HOW TO COMPLETE THIS TASK
Across the following data, how many lines include the string "REVERB"? Reply with the number and nothing more.

Records excerpted from a collection
•••••

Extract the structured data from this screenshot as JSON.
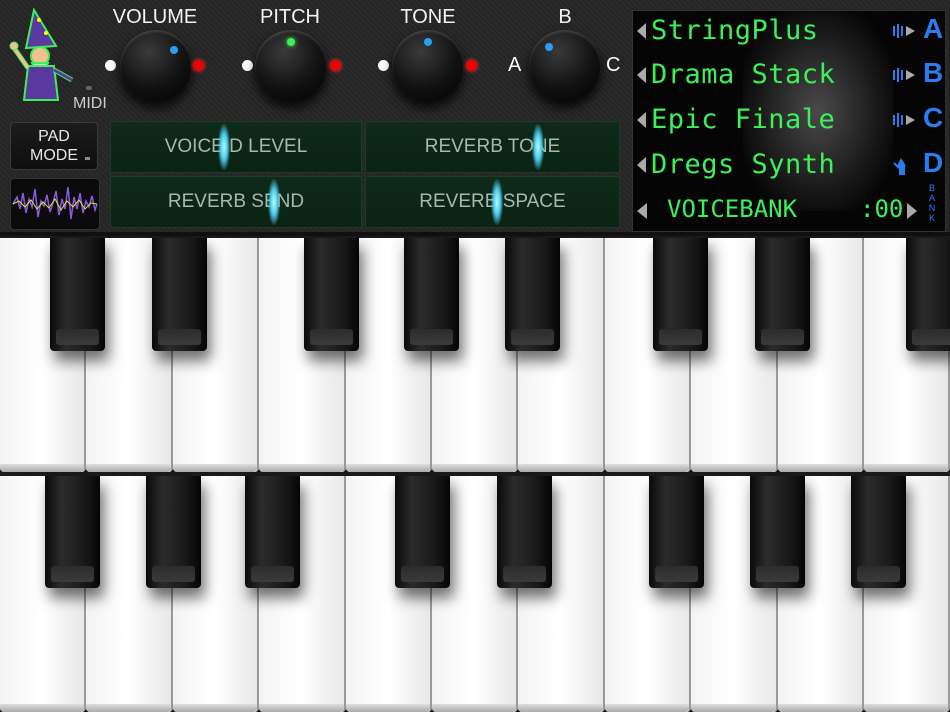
{
  "app": {
    "midi_label": "MIDI",
    "pad_mode_label": "PAD MODE"
  },
  "knobs": [
    {
      "label": "VOLUME",
      "indicator_color": "#2a9df4"
    },
    {
      "label": "PITCH",
      "indicator_color": "#3df05a"
    },
    {
      "label": "TONE",
      "indicator_color": "#2a9df4"
    },
    {
      "label": "B",
      "indicator_color": "#2a9df4",
      "left_label": "A",
      "right_label": "C"
    }
  ],
  "sliders": [
    {
      "label": "VOICE D LEVEL",
      "value": 0.45
    },
    {
      "label": "REVERB TONE",
      "value": 0.69
    },
    {
      "label": "REVERB SEND",
      "value": 0.66
    },
    {
      "label": "REVERB SPACE",
      "value": 0.52
    }
  ],
  "display": {
    "presets": [
      {
        "name": "StringPlus",
        "letter": "A",
        "icon": "speaker-icon"
      },
      {
        "name": "Drama Stack",
        "letter": "B",
        "icon": "speaker-icon"
      },
      {
        "name": "Epic Finale",
        "letter": "C",
        "icon": "speaker-icon"
      },
      {
        "name": "Dregs Synth",
        "letter": "D",
        "icon": "wizard-icon"
      }
    ],
    "voicebank_label": "VOICEBANK",
    "voicebank_number": ":00",
    "bank_label": "BANK"
  },
  "colors": {
    "lcd_green": "#3df05a",
    "bank_blue": "#2a7df0"
  }
}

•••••

TASK ANSWER
3